Awareness finds itself with the articulation of the emotion that is found sense-certain. But note, this is as much the emotion returning to its transcendent source by liberation, and so awareness finds its self in its provisionality that is less than an absolute understanding. Therefore, this provisionality should open itself up to its own two-sidedness again, lest more unresolved tension remain for further rounds of articulation. The less aware, or the libertine, will fall short in these demands. Nevertheless, I believe the universality of this pattern remains, and hence we find the universal grammar.

The Errors of Statistical Hypotheses and Scientific Theories

My latest paper:


Abstract reads: The process of error recognition is explored first in statistics, and then in science. The Type II error found in statistical hypothesis testing is found analogous to Karl Popper’s “logical probability” that is intended to measure the likelihood that a scientific theory can avoid its refutation. Nevertheless, Popper’s reliance on deductive thinking is found detracting from his demarcation that separates science and metaphysics. An improved critical logic for science is presented that permits error recognition more broadly: for induction by Popper’s falsification principle; but also for deduction and emotionality. The reality of induction creates a limitation for a science that has not accommodated a fuller menu of error recognition. The reality of induction places limits of what can be known from empiricism, and this has philosophical implications.

Wallace 98 Years Later

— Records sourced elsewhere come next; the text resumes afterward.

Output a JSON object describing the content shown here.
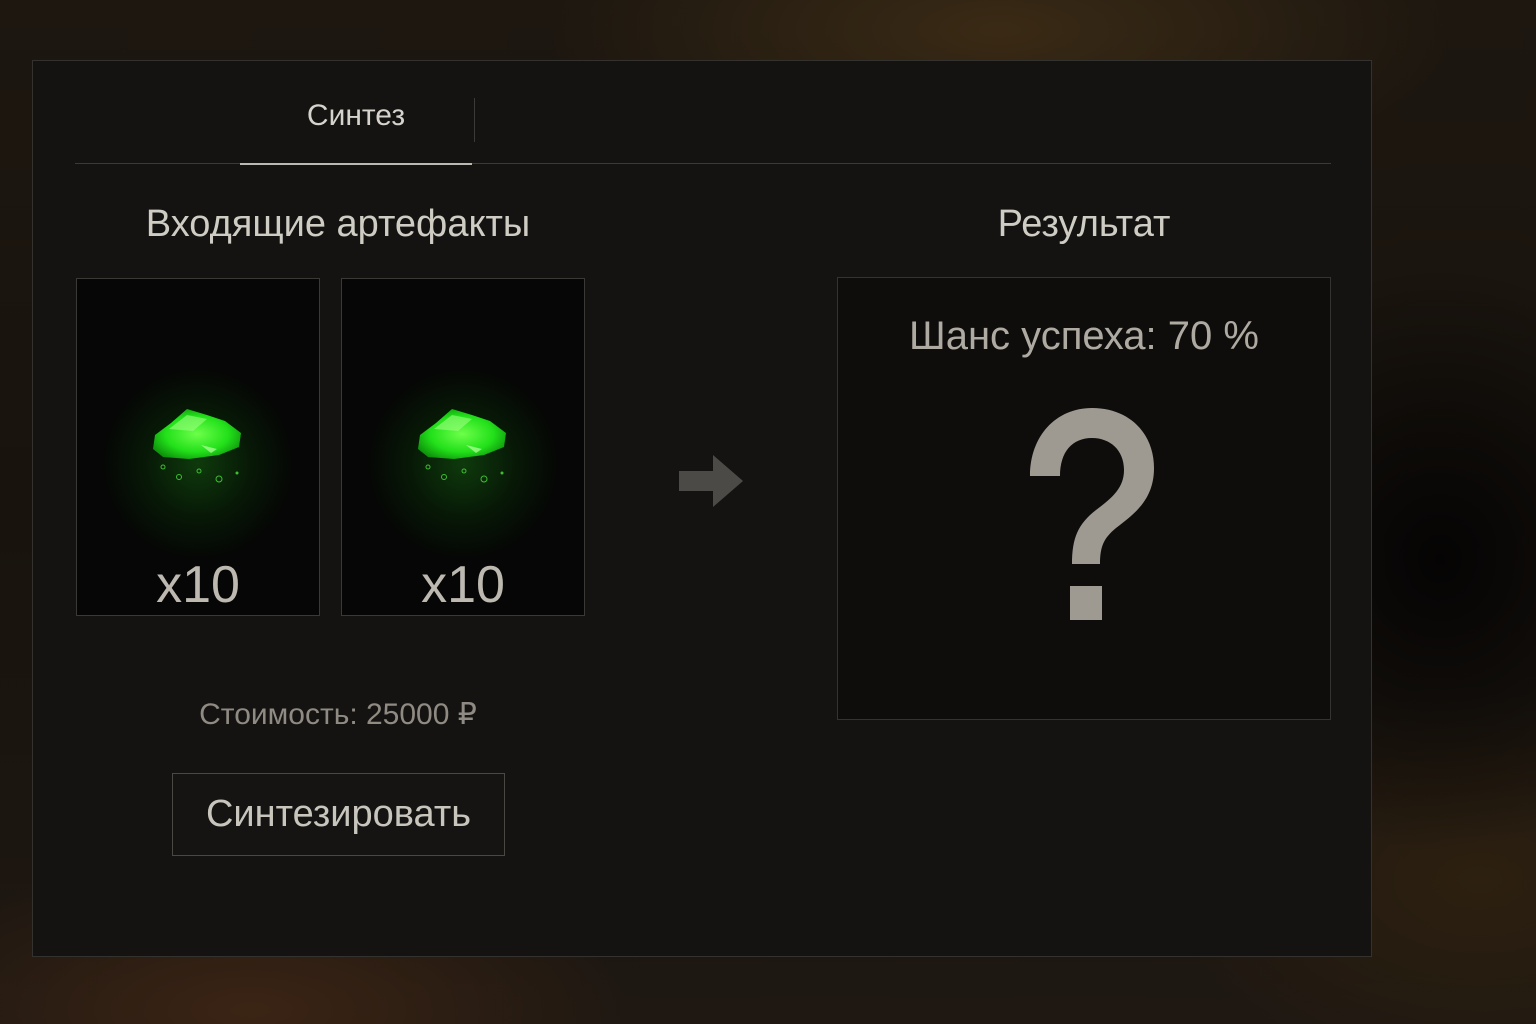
{
  "tabs": [
    {
      "label": "Синтез",
      "active": true
    }
  ],
  "incoming": {
    "title": "Входящие артефакты",
    "slots": [
      {
        "quantity": "x10",
        "icon": "green-crystal-icon"
      },
      {
        "quantity": "x10",
        "icon": "green-crystal-icon"
      }
    ]
  },
  "result": {
    "title": "Результат",
    "chance_text": "Шанс успеха: 70 %",
    "icon": "question-mark-icon"
  },
  "cost": {
    "text": "Стоимость: 25000 ₽"
  },
  "actions": {
    "synthesize_label": "Синтезировать"
  },
  "colors": {
    "artifact_glow": "#22e01a",
    "panel_bg": "#141312",
    "text": "#cfccc4"
  }
}
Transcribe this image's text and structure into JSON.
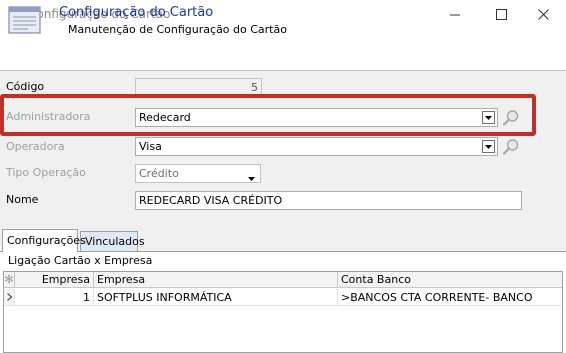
{
  "window": {
    "title": "Configuração do Cartão"
  },
  "header": {
    "title": "Configuração do Cartão",
    "subtitle": "Manutenção de Configuração do Cartão"
  },
  "form": {
    "codigo": {
      "label": "Código",
      "value": "5"
    },
    "administradora": {
      "label": "Administradora",
      "value": "Redecard"
    },
    "operadora": {
      "label": "Operadora",
      "value": "Visa"
    },
    "tipo_operacao": {
      "label": "Tipo Operação",
      "value": "Crédito"
    },
    "nome": {
      "label": "Nome",
      "value": "REDECARD VISA CRÉDITO"
    }
  },
  "tabs": [
    {
      "label": "Configurações",
      "active": true
    },
    {
      "label": "Vinculados",
      "active": false
    }
  ],
  "group": {
    "label": "Ligação Cartão x Empresa"
  },
  "grid": {
    "columns": [
      "Empresa",
      "Empresa",
      "Conta Banco"
    ],
    "rows": [
      {
        "empresa_id": "1",
        "empresa": "SOFTPLUS INFORMÁTICA",
        "conta_banco": ">BANCOS CTA CORRENTE- BANCO"
      }
    ]
  },
  "colors": {
    "header_title": "#1a3a8a",
    "highlight": "#c0302b",
    "form_bg": "#f0f0f0"
  }
}
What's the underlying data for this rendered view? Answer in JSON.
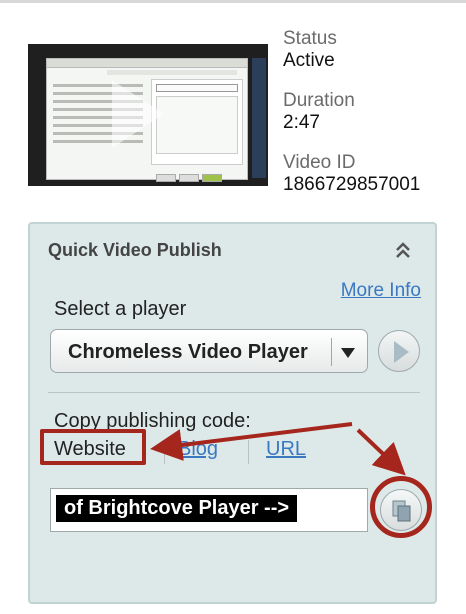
{
  "video": {
    "status_label": "Status",
    "status_value": "Active",
    "duration_label": "Duration",
    "duration_value": "2:47",
    "id_label": "Video ID",
    "id_value": "1866729857001"
  },
  "panel": {
    "title": "Quick Video Publish",
    "collapse_icon": "double-chevron-up-icon",
    "more_info": "More Info",
    "select_label": "Select a player",
    "player_selected": "Chromeless Video Player",
    "copy_label": "Copy publishing code:",
    "tabs": [
      {
        "label": "Website",
        "active": true
      },
      {
        "label": "Blog",
        "active": false
      },
      {
        "label": "URL",
        "active": false
      }
    ],
    "code_value": " of Brightcove Player -->"
  },
  "colors": {
    "panel_bg": "#dde9e9",
    "link": "#3a78c2",
    "annotation": "#a5261c"
  }
}
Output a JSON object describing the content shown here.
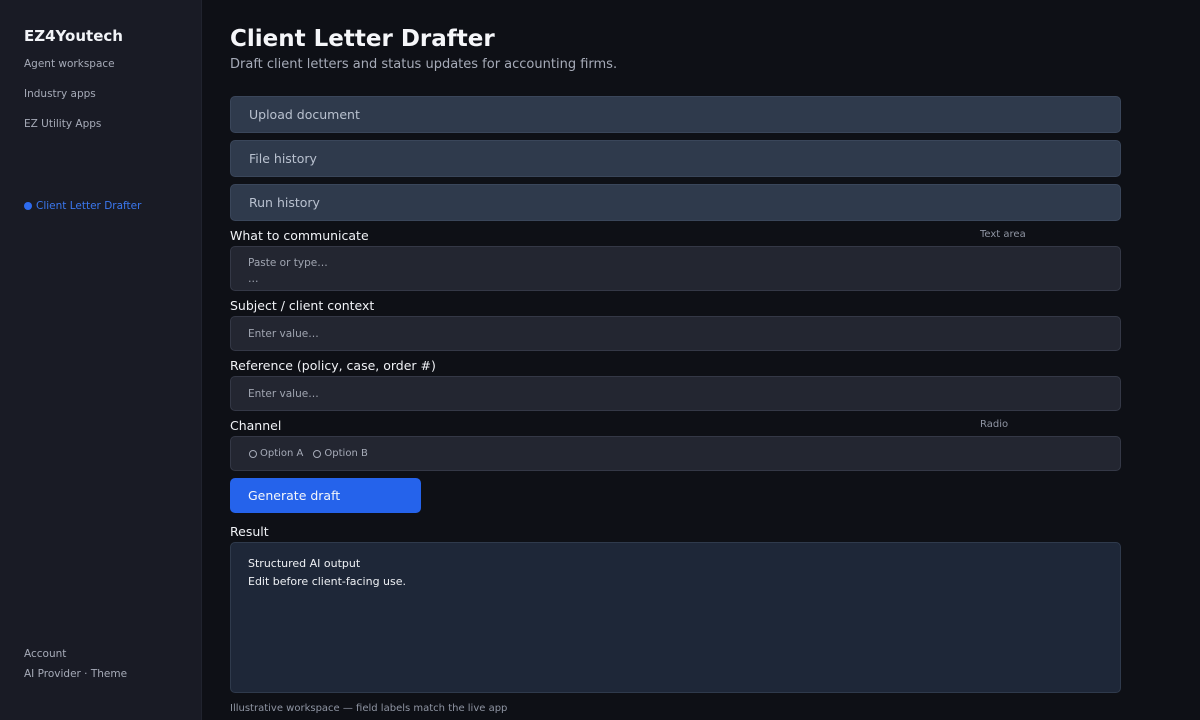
{
  "sidebar": {
    "brand": "EZ4Youtech",
    "nav": [
      {
        "label": "Agent workspace"
      },
      {
        "label": "Industry apps"
      },
      {
        "label": "EZ Utility Apps"
      }
    ],
    "active_app": "Client Letter Drafter",
    "footer": {
      "account": "Account",
      "provider_theme": "AI Provider · Theme"
    }
  },
  "header": {
    "title": "Client Letter Drafter",
    "subtitle": "Draft client letters and status updates for accounting firms."
  },
  "sections": [
    {
      "label": "Upload document"
    },
    {
      "label": "File history"
    },
    {
      "label": "Run history"
    }
  ],
  "form": {
    "communicate": {
      "label": "What to communicate",
      "hint": "Text area",
      "placeholder": "Paste or type…\n…"
    },
    "subject": {
      "label": "Subject / client context",
      "placeholder": "Enter value…"
    },
    "reference": {
      "label": "Reference (policy, case, order #)",
      "placeholder": "Enter value…"
    },
    "channel": {
      "label": "Channel",
      "hint": "Radio",
      "options": [
        "Option A",
        "Option B"
      ]
    },
    "generate_label": "Generate draft"
  },
  "result": {
    "label": "Result",
    "line1": "Structured AI output",
    "line2": "Edit before client-facing use."
  },
  "footnote": "Illustrative workspace — field labels match the live app",
  "colors": {
    "accent": "#2563eb",
    "active_nav": "#3b78f0",
    "background": "#0e1016",
    "sidebar": "#191b25"
  }
}
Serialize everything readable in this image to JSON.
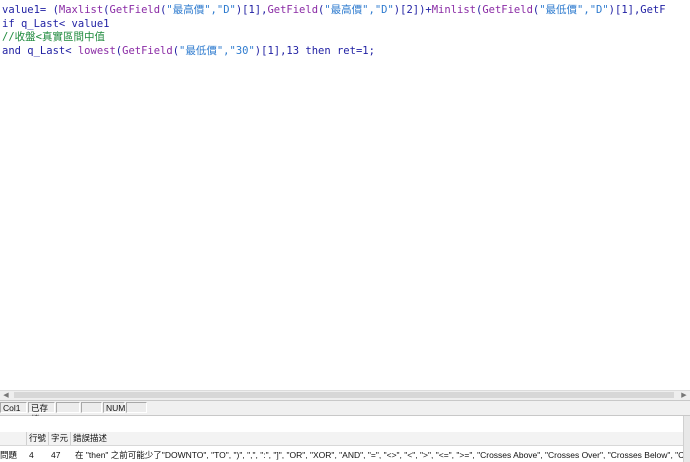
{
  "editor": {
    "lines": [
      [
        {
          "t": "value1= (",
          "c": "plain"
        },
        {
          "t": "Maxlist",
          "c": "func"
        },
        {
          "t": "(",
          "c": "plain"
        },
        {
          "t": "GetField",
          "c": "func"
        },
        {
          "t": "(",
          "c": "plain"
        },
        {
          "t": "\"最高價\",\"D\"",
          "c": "str"
        },
        {
          "t": ")[1],",
          "c": "plain"
        },
        {
          "t": "GetField",
          "c": "func"
        },
        {
          "t": "(",
          "c": "plain"
        },
        {
          "t": "\"最高價\",\"D\"",
          "c": "str"
        },
        {
          "t": ")[2])+",
          "c": "plain"
        },
        {
          "t": "Minlist",
          "c": "func"
        },
        {
          "t": "(",
          "c": "plain"
        },
        {
          "t": "GetField",
          "c": "func"
        },
        {
          "t": "(",
          "c": "plain"
        },
        {
          "t": "\"最低價\",\"D\"",
          "c": "str"
        },
        {
          "t": ")[1],GetF",
          "c": "plain"
        }
      ],
      [
        {
          "t": "if q_Last< value1",
          "c": "plain"
        }
      ],
      [
        {
          "t": "//收盤<真實區間中值",
          "c": "comment"
        }
      ],
      [
        {
          "t": "and q_Last< ",
          "c": "plain"
        },
        {
          "t": "lowest",
          "c": "func"
        },
        {
          "t": "(",
          "c": "plain"
        },
        {
          "t": "GetField",
          "c": "func"
        },
        {
          "t": "(",
          "c": "plain"
        },
        {
          "t": "\"最低價\",\"30\"",
          "c": "str"
        },
        {
          "t": ")[1],13 then ret=1;",
          "c": "plain"
        }
      ]
    ]
  },
  "statusbar": {
    "cells": [
      "Col1",
      "已存檔",
      "",
      "",
      "NUM",
      ""
    ]
  },
  "output": {
    "headers": {
      "col0": "",
      "line": "行號",
      "char": "字元",
      "desc": "錯誤描述"
    },
    "row": {
      "type": "問題",
      "line": "4",
      "char": "47",
      "desc": "在 \"then\" 之前可能少了\"DOWNTO\", \"TO\", \")\", \",\", \":\", \"]\", \"OR\", \"XOR\", \"AND\", \"=\", \"<>\", \"<\", \">\", \"<=\", \">=\", \"Crosses Above\", \"Crosses Over\", \"Crosses Below\", \"Crosses Under\""
    }
  }
}
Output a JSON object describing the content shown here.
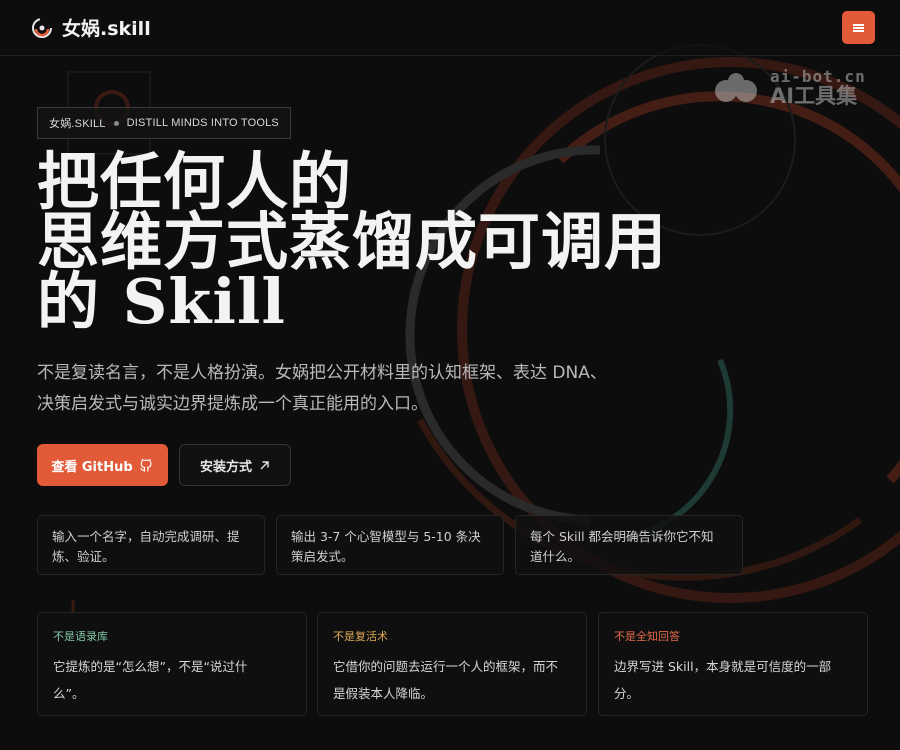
{
  "header": {
    "brand_name": "女娲.skill",
    "logo_icon": "swirl-logo-icon",
    "menu_icon": "hamburger-icon"
  },
  "watermark": {
    "top": "ai-bot.cn",
    "bottom": "AI工具集"
  },
  "hero": {
    "tag_left": "女娲.SKILL",
    "tag_right": "DISTILL MINDS INTO TOOLS",
    "headline_lines": [
      "把任何人的",
      "思维方式蒸馏成可调用",
      "的 Skill"
    ],
    "subtitle_lines": [
      "不是复读名言，不是人格扮演。女娲把公开材料里的认知框架、表达 DNA、",
      "决策启发式与诚实边界提炼成一个真正能用的入口。"
    ],
    "primary_button": "查看 GitHub",
    "secondary_button": "安装方式"
  },
  "features": [
    {
      "lines": [
        "输入一个名字，自动完成调研、提",
        "炼、验证。"
      ]
    },
    {
      "lines": [
        "输出 3-7 个心智模型与 5-10 条决",
        "策启发式。"
      ]
    },
    {
      "lines": [
        "每个 Skill 都会明确告诉你它不知",
        "道什么。"
      ]
    }
  ],
  "cards": [
    {
      "tag": "不是语录库",
      "tag_color": "#7fc7a8",
      "lines": [
        "它提炼的是“怎么想”，不是“说过什",
        "么”。"
      ]
    },
    {
      "tag": "不是复活术",
      "tag_color": "#e0a95a",
      "lines": [
        "它借你的问题去运行一个人的框架，而不",
        "是假装本人降临。"
      ]
    },
    {
      "tag": "不是全知回答",
      "tag_color": "#e06a4a",
      "lines": [
        "边界写进 Skill，本身就是可信度的一部",
        "分。"
      ]
    }
  ],
  "colors": {
    "accent": "#e35a38",
    "background": "#0d0d0d"
  }
}
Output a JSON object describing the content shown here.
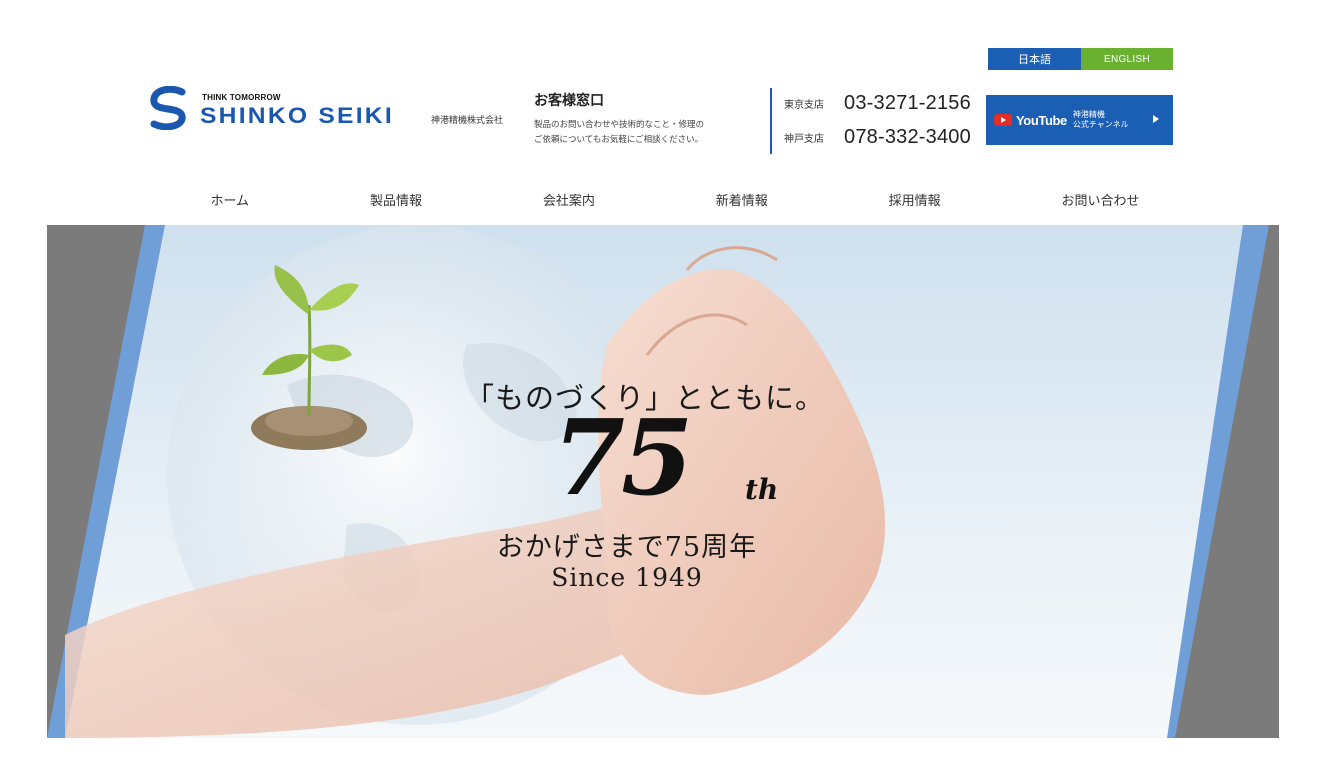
{
  "lang": {
    "japanese": "日本語",
    "english": "ENGLISH"
  },
  "logo": {
    "tagline": "THINK TOMORROW",
    "name": "SHINKO SEIKI",
    "company_jp": "神港精機株式会社"
  },
  "customer": {
    "title": "お客様窓口",
    "desc_line1": "製品のお問い合わせや技術的なこと・修理の",
    "desc_line2": "ご依頼についてもお気軽にご相談ください。"
  },
  "phones": [
    {
      "label": "東京支店",
      "number": "03-3271-2156"
    },
    {
      "label": "神戸支店",
      "number": "078-332-3400"
    }
  ],
  "youtube": {
    "word": "YouTube",
    "line1": "神港精機",
    "line2": "公式チャンネル"
  },
  "nav": [
    "ホーム",
    "製品情報",
    "会社案内",
    "新着情報",
    "採用情報",
    "お問い合わせ"
  ],
  "hero": {
    "catch1": "「ものづくり」とともに。",
    "number": "75",
    "suffix": "th",
    "catch2": "おかげさまで75周年",
    "catch3": "Since 1949"
  },
  "colors": {
    "brand_blue": "#1b5fb4",
    "english_green": "#6ab12f",
    "youtube_red": "#e52d27"
  }
}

Article reads: What would surprise Wallace the most were he to be transported to this world 98 years later? At least seven things come to mind.